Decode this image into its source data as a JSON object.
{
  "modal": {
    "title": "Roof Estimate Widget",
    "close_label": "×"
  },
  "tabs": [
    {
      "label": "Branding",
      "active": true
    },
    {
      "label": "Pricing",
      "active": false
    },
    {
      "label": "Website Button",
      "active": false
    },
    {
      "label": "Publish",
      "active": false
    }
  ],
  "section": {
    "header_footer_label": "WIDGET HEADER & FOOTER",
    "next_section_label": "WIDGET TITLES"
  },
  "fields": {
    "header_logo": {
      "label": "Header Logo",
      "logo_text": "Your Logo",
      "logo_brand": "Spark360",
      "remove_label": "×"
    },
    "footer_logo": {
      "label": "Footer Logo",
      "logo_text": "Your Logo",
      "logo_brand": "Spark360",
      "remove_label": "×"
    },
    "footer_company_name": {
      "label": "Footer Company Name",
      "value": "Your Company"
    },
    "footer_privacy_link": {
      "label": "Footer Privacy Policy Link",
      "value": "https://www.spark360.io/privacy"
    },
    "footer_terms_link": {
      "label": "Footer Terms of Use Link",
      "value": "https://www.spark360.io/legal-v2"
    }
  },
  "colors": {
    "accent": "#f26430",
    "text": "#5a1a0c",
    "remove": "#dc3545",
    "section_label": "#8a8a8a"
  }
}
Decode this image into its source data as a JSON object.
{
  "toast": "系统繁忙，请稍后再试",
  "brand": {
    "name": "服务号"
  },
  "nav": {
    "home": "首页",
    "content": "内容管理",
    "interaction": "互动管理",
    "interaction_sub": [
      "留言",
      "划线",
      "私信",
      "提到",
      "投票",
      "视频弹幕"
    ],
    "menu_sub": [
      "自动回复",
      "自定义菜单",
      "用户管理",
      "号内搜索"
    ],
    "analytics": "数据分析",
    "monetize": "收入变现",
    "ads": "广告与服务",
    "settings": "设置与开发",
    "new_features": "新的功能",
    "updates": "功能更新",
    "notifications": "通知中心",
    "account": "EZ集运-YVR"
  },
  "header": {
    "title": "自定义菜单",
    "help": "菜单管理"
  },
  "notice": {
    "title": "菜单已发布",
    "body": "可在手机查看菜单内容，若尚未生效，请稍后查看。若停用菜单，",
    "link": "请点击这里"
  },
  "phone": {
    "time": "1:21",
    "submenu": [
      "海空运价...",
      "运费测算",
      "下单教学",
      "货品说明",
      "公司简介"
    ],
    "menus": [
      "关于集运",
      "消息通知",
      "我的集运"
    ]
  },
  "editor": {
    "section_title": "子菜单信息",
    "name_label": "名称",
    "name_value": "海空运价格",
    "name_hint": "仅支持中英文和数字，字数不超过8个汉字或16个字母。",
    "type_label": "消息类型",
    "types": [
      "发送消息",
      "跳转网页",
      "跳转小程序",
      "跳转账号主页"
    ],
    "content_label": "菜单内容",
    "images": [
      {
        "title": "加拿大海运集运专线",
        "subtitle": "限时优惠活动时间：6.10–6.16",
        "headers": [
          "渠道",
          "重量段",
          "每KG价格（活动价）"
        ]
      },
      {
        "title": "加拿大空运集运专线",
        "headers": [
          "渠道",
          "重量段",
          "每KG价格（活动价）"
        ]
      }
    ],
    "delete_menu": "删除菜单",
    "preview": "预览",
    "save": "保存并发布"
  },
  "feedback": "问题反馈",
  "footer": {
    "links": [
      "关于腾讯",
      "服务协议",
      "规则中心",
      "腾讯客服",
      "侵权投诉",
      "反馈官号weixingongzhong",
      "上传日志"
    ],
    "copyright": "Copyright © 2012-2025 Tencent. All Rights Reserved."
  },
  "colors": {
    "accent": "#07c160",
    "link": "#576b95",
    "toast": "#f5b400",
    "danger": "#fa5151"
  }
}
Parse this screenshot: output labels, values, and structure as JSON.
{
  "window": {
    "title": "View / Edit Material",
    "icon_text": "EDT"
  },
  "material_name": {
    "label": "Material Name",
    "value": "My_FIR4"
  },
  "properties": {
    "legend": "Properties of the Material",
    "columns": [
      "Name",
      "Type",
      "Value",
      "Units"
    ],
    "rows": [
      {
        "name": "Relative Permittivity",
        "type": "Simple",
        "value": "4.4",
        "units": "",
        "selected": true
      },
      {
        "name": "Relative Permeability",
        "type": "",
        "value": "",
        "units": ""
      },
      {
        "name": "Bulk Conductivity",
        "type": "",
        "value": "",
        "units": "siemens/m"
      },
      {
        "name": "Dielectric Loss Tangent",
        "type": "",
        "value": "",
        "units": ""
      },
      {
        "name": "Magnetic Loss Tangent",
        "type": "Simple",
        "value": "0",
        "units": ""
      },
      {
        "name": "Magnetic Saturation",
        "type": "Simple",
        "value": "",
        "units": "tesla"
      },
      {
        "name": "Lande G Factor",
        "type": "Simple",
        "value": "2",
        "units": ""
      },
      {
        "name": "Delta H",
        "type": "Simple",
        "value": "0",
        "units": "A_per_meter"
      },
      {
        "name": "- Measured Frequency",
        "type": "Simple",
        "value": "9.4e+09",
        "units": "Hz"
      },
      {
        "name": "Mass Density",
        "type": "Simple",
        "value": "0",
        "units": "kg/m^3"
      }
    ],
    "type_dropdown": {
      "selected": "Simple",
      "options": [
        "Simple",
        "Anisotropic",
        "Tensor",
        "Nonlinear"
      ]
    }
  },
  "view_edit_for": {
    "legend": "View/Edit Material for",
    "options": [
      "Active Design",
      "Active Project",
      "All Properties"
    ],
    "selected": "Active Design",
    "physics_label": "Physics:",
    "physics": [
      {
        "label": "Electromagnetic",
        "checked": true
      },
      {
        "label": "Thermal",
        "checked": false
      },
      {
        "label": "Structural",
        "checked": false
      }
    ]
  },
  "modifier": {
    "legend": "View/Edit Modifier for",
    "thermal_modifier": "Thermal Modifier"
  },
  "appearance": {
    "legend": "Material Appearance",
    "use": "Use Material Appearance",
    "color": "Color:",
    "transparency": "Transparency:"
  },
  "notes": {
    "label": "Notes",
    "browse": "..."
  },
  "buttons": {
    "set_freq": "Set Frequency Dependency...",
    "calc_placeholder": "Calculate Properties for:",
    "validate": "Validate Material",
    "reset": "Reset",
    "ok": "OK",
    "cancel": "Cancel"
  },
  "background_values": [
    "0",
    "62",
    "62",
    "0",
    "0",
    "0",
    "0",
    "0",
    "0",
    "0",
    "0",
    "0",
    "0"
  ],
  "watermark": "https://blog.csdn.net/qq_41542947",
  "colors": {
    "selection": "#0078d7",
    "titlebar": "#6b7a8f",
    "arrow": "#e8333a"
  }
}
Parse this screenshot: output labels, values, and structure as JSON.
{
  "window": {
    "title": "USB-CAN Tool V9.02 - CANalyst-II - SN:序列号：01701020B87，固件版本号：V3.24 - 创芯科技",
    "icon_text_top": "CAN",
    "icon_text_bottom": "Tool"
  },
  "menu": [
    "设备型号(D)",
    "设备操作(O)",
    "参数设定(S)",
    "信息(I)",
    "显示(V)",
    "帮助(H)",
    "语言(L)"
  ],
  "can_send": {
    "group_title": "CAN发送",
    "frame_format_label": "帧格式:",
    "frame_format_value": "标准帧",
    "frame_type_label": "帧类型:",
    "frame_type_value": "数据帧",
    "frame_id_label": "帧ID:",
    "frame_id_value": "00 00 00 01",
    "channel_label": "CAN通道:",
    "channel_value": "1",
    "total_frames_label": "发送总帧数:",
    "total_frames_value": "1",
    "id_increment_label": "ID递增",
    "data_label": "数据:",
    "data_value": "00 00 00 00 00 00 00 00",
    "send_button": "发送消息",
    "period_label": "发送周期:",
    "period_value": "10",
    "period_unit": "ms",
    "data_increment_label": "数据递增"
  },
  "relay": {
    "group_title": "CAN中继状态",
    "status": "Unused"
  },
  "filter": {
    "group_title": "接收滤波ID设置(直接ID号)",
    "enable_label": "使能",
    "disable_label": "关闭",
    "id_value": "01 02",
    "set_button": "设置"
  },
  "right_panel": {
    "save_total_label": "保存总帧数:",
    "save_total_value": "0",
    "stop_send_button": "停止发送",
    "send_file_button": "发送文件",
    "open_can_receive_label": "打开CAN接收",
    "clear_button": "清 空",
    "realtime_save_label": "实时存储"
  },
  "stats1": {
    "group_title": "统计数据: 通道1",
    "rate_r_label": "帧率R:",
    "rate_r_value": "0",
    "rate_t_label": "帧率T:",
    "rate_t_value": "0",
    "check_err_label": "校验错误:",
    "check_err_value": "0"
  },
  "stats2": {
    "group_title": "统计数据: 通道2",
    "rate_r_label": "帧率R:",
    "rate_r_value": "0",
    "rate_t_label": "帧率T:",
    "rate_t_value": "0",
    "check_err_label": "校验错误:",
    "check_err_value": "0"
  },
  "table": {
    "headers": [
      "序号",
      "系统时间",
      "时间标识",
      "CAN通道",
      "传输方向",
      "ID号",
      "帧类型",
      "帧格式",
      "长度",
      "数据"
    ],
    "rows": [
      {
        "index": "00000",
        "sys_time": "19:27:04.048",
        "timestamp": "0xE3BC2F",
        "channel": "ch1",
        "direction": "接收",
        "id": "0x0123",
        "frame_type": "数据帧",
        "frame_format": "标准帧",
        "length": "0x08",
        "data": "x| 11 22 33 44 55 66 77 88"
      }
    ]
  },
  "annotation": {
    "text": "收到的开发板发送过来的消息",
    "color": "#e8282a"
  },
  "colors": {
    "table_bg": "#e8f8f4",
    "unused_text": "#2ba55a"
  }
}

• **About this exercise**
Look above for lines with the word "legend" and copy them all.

• **Task answer**
    "legend": "Properties of the Material",
    "legend": "View/Edit Material for",
    "legend": "View/Edit Modifier for",
    "legend": "Material Appearance",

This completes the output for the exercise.